Human Papillomavirus Overview
Human Papillomavirus (HPV) describes common viruses – usually sexually transmitted – that can affect the genitals and, sometimes, the mouth or throat. It is the most common sexually transmitted infection. HPV should not be confused with herpes or HIV, the virus that causes AIDS, as it causes different symptoms and health problems. In fact, different versions of HPV can lead to different symptoms and health conditions.
Low-risk HPV can lead to genital warts, while higher-risk forms of the virus can cause cancer of the cervix, vulva, vagina and anus in women. HPV can cause cancer of the penis and anus in men. In rare cases, a pregnant woman with HPV can pass the virus to her baby during delivery, in which case the child can develop Juvenile-Onset Recurrent Respiratory Papillomatosis (JORRP).
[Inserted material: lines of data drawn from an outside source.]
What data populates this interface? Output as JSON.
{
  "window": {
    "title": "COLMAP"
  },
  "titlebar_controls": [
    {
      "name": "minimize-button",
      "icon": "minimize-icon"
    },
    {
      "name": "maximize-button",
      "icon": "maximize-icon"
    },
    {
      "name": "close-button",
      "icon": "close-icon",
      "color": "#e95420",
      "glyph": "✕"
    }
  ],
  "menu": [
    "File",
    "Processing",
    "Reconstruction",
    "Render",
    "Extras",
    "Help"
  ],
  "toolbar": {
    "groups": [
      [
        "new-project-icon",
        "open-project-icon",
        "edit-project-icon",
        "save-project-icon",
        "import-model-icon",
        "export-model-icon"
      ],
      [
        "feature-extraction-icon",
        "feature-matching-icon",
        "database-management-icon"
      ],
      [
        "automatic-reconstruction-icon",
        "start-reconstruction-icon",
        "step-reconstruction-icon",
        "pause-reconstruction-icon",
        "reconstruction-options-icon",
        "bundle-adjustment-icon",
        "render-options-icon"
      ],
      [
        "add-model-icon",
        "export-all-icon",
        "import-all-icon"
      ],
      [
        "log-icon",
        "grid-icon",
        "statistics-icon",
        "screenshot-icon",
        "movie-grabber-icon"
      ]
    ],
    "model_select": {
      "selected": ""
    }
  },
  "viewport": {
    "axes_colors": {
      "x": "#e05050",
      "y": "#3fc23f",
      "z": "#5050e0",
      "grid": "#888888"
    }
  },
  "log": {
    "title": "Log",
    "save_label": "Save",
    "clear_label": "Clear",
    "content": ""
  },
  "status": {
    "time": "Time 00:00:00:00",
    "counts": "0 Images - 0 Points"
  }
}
Most people who contract HPV do not show symptoms or health problems. Often, the body’s immune system will clear out the virus naturally within two years. For higher-risk forms of HPV, such as those that can cause cancer, visible signs may not appear until the condition is in an advanced state and can only be diagnosed by health care professionals, such as your WellStar physician.
Symptoms of HPV can include:
- Genital warts, which usually appear as a small bump or groups of bumps. They can be raised or flat, or shaped like cauliflower.
- Throat warts caused by recurrent respiratory papillomatosis.
- Abnormal cells in the cervix, genital organs or anus
These risk factors could increase the likelihood of infection:
- Unprotected sex
- Multiple sex partners
- In younger patients, failure to get HPV vaccinations
HPV is spread through genital contact, most often during vaginal and anal sex and, sometimes, through oral sex. Even if an infected partner exhibits no signs or symptoms, HPV can be transmitted. The only 100 percent effective prevention method is sexual abstinence.